A more detailed public response

Provide an official report that is as transparent as possible; correct information, for example, through a frequently asked questions section; include links to external trusted sources; highlight your organization’s values where appropriate.

Proactive communication

Communicate with key partners and target audiences; make information supporting your position available on your website and ensure it is search engine optimized; tell stories to make your messages easy to understand and supportive; use opinion leaders; use existing events, websites, and initiatives to spread your message (there is no time for new ones).


There are several options here: ignore (unless the misinformation has spread far, and the impact is small), report to the police if laws have been broken (can only be used if you are sure this has happened), delete (should only be done if the message has broken the law or the platform’s rules – should be done by contacting the platform if possible), detect the attacker (if the attacker is known with certainty and the potential harm is outweighed by the potential positive impact)

Estonia is also an example of how the authorities can cooperate with other organizations in the fight against disinformation.
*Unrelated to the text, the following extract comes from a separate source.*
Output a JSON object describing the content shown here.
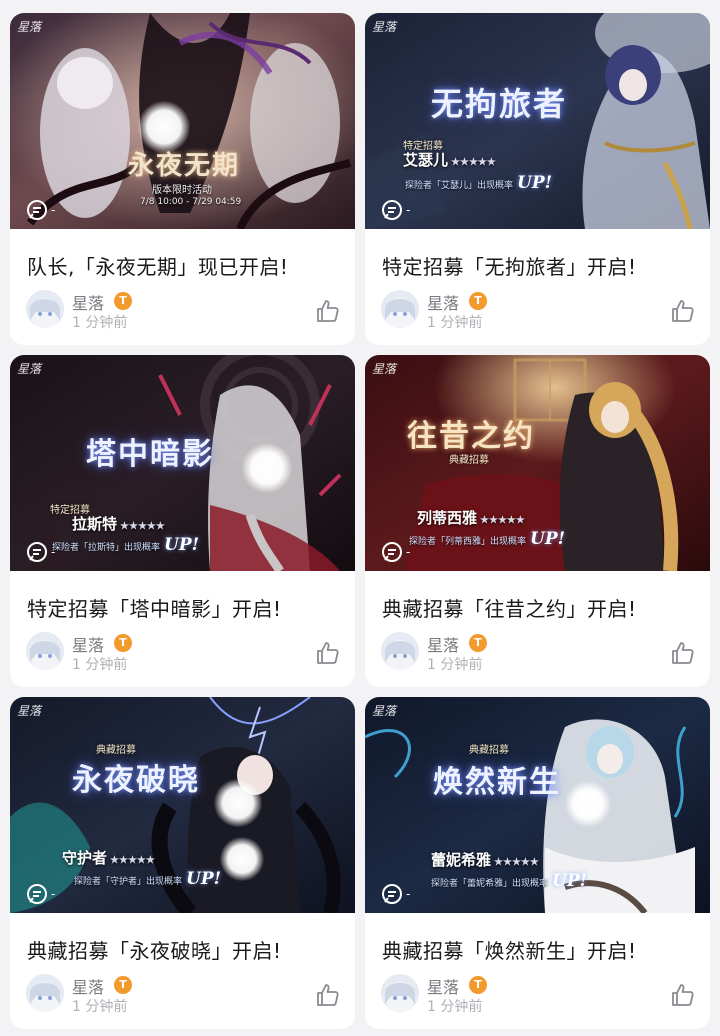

Government officials have established cooperation with a local fact-checking organization that provides additional capacity for monitoring media outlets and social media for disinformation. It then passes on information about potential disinformation campaigns to the government so that the authorities are aware of trending narratives and can assess whether they need to act against them.
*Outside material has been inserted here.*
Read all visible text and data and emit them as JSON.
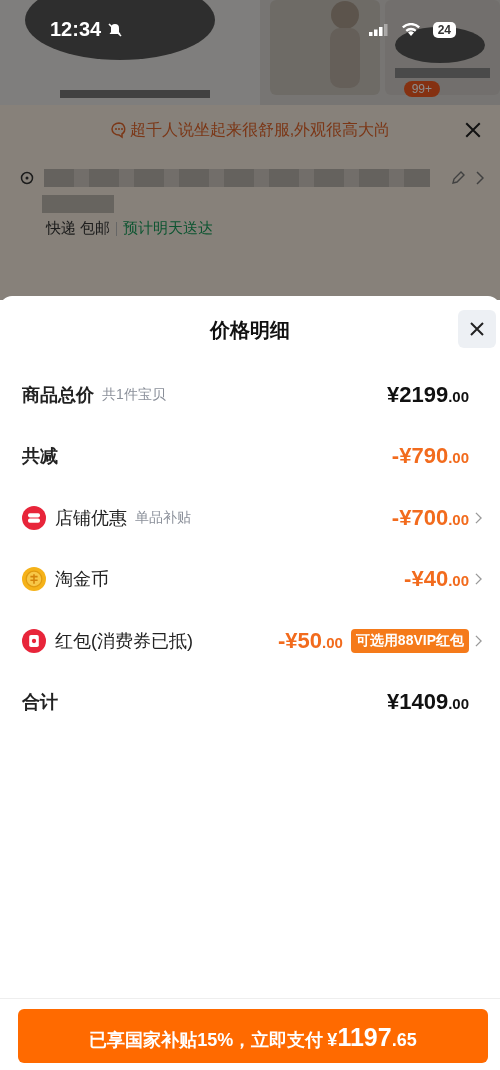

An important step in the fight against disinformation is to (re)establish trust between local and regional authorities and their constituents. As numerous studies and reports have shown, the two are closely linked; on the one hand, exposure to fake news affects trust in both the media and politicians. Trust is an important part of the constructive model of journalism developed by Danish journalist Gerd Maria May referred to as STEP (Solutions, Trust, Engagement, Perspective).
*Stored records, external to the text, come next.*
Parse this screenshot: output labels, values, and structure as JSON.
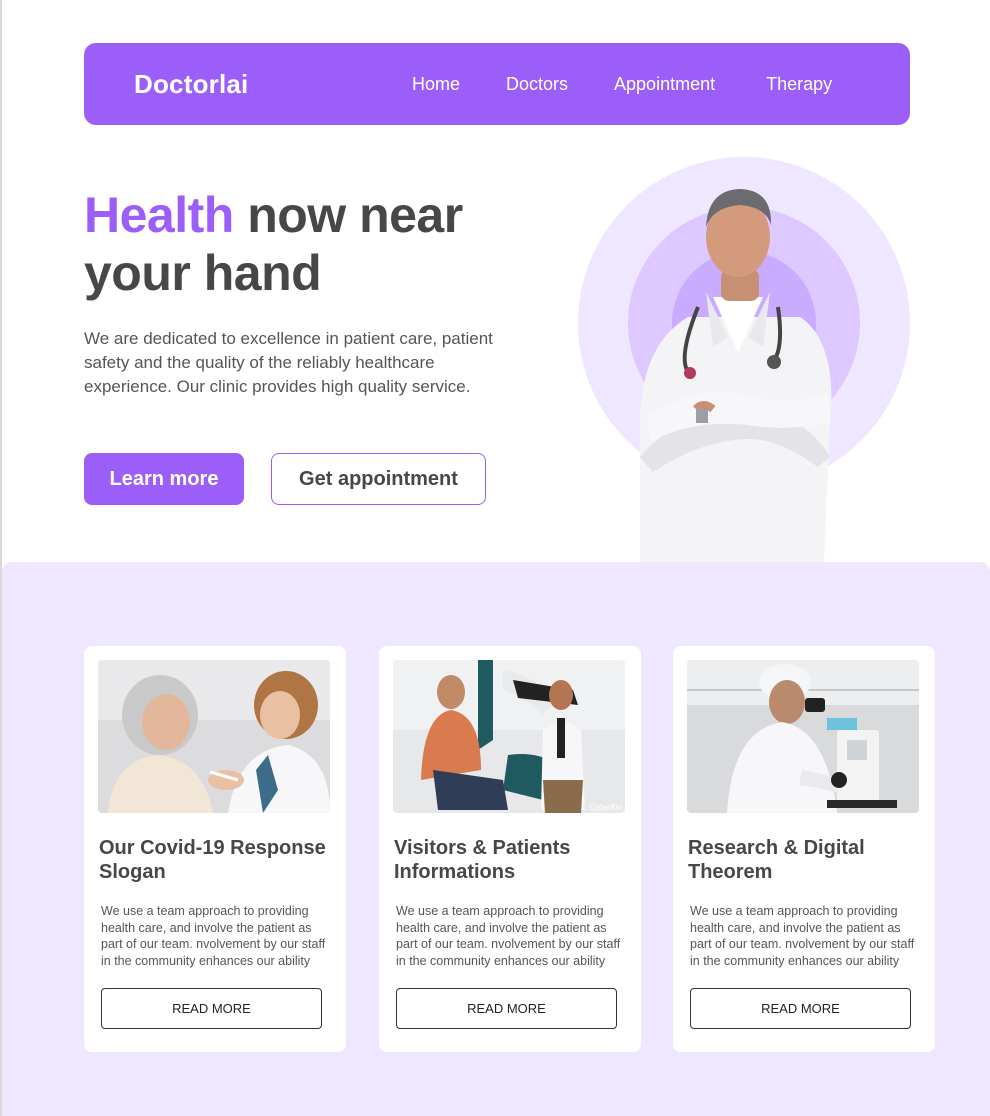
{
  "nav": {
    "brand": "Doctorlai",
    "links": [
      "Home",
      "Doctors",
      "Appointment",
      "Therapy"
    ]
  },
  "hero": {
    "title_accent": "Health",
    "title_rest": " now near your hand",
    "description": "We are dedicated to excellence in patient care, patient safety and the quality of the reliably healthcare experience. Our clinic provides high quality service.",
    "primary_button": "Learn more",
    "secondary_button": "Get appointment",
    "image_icon": "doctor-portrait-icon"
  },
  "cards": [
    {
      "title": "Our Covid-19 Response Slogan",
      "text": "We use a team approach to providing health care, and involve the patient as part of our team. nvolvement by our staff in the community enhances our ability",
      "button": "READ MORE",
      "image_icon": "vaccination-photo-icon"
    },
    {
      "title": "Visitors & Patients Informations",
      "text": "We use a team approach to providing health care, and involve the patient as part of our team. nvolvement by our staff in the community enhances our ability",
      "button": "READ MORE",
      "image_icon": "patient-consultation-photo-icon",
      "watermark": "CyberKni"
    },
    {
      "title": "Research & Digital Theorem",
      "text": "We use a team approach to providing health care, and involve the patient as part of our team. nvolvement by our staff in the community enhances our ability",
      "button": "READ MORE",
      "image_icon": "microscope-research-photo-icon"
    }
  ],
  "colors": {
    "accent": "#9b5ef8",
    "lavender_bg": "#eee7ff",
    "text_dark": "#474747"
  }
}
STEP’s main message is that journalists should not be “out of touch” with their audiences and that free and independent journalism is essential to the functioning of healthy democracies. Within the STEP model, journalists – without giving up their watchdog role – go beyond the traditional model of their profession by not only investigating problems but also promoting solutions.

The “solutions” part of the model is closely related to another project developed by May in 2019; the Room of Solutions (Løsningernes Rum in Danish) is a debating method that contributes to building trust between different local actors by engaging them in debates aimed at finding viable and broadly acceptable solutions to local problems.

Through the involvement of a trained moderator, “finger-pointing” and “blaming” are avoided during the debate, and all participants can make suggestions, raise doubts, or comment on others’ proposals. The solutions that are developed during the participatory debate are designed with a long-term perspective in mind, which is another way to counteract misinformation.

A key element of the “room” solution is its voting system. Each person who enters the solution room is given a green card and a red one, which they are instructed by the moderator to hold up in response to proposals made during the meeting (the former is used to agree, the latter, to disagree).

While it may be too early to assess with certainty the success of the Room of Solutions model, based on the information available, the initiative appears to have the potential to contribute effectively to solving local problems and strengthening local participatory democracy. Importantly, it also has the potential to serve as a tool for increasing mutual trust within local communities and as a means of preventing the spread of misinformation.


The authors do not work for, consult to, own shares in or receive funding from any company or organization that would benefit from this article, and have no relevant affiliations